Private Speech Pathologists Association of WA

pspawa-hearingIf a person is unable to hear sounds it affects their communication skills. The degree of impact can vary according to whether the hearing loss is from birth or acquired later in life and whether the hearing loss is mild, moderate or profound. The earlier the hearing loss is acquired and the more significant the loss, the greater the impact on language and/or speech development.


What causes a hearing difficulty?

Hearing problems may be permanent or fluctuating and due to a variety of causes, including:

  • Congenital hearing loss (from birth)
  • Hearing loss following illness (e.g. Meningitis)
  • Recurrent ear infections
  • Recurrent “glue ear”
  • Noise induced hearing loss
  • Age related hearing loss in older people

Why do you need good hearing?

Babies need good hearing so they can imitate the sounds and words that are made by their carers.

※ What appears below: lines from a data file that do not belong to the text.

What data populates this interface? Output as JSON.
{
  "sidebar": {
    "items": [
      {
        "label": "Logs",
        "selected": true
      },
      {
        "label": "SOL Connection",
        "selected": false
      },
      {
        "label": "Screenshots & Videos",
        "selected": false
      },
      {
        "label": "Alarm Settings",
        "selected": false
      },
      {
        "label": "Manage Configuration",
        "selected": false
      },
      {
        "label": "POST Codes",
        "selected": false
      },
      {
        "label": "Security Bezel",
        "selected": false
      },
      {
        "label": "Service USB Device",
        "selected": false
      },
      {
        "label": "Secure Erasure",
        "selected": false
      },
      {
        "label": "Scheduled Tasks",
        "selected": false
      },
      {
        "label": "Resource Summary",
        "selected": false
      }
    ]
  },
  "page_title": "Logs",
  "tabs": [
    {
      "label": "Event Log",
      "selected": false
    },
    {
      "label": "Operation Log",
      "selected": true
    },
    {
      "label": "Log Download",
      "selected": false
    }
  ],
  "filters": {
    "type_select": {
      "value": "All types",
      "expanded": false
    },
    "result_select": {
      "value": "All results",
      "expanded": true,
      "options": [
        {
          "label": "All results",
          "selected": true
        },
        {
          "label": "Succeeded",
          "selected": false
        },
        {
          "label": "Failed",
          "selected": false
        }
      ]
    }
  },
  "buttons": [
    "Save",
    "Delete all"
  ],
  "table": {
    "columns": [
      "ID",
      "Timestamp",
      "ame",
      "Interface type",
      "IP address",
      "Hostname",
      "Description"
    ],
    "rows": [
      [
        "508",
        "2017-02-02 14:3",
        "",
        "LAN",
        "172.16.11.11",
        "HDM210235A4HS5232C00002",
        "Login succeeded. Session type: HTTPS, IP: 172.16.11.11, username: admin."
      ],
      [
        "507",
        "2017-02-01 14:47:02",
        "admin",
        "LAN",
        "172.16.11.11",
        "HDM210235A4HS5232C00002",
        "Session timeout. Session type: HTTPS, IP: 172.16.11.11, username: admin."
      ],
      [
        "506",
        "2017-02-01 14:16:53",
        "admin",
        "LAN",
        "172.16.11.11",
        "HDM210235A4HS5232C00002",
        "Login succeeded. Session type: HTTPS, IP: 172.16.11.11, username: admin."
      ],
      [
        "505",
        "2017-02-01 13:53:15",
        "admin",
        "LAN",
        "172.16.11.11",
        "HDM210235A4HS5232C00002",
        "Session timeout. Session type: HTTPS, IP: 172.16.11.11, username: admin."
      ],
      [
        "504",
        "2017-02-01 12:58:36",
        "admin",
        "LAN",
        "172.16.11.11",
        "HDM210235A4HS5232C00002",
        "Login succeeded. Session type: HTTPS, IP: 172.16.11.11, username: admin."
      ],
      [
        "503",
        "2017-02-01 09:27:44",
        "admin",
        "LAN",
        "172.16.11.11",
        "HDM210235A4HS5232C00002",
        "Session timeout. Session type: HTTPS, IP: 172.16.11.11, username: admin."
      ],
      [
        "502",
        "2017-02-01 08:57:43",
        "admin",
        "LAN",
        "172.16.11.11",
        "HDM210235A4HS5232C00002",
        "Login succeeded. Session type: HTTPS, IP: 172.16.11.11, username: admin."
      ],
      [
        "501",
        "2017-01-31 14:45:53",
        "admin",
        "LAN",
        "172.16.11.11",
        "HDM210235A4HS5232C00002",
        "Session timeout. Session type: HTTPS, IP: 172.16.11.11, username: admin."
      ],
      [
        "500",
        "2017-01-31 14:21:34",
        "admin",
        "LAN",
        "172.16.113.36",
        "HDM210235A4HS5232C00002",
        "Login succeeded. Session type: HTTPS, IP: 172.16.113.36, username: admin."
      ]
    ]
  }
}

Middle ear problems in toddlers and preschoolers may cause some hearing loss and impact on the child’s development of speech and language skills. School age and tertiary students need good hearing to function well in the classroom or lecture theatre. Adults with poor hearing can suffer communication problems that may influence their relationships and ability to socialise with family and other members of the community.

Hearing tests for people of all ages are an easy, painless way of finding out the status of a person’s hearing.

What is the Speech Pathologist’s role in the management of hearing difficulties?

A Speech Pathologist will frequently ask families to arrange a hearing test to confirm the client’s hearing status. They will work together with an audiologist and a client’s family to assess the impact of a hearing loss on the individual’s learning and lifestyle. They are able to work together with Teachers of the Deaf and regular classroom teachers to recommend appropriate intervention for individual students. Some children and adolescents with speech/language difficulties also have an auditory processing disorder – see separate section titled Auditory Processing.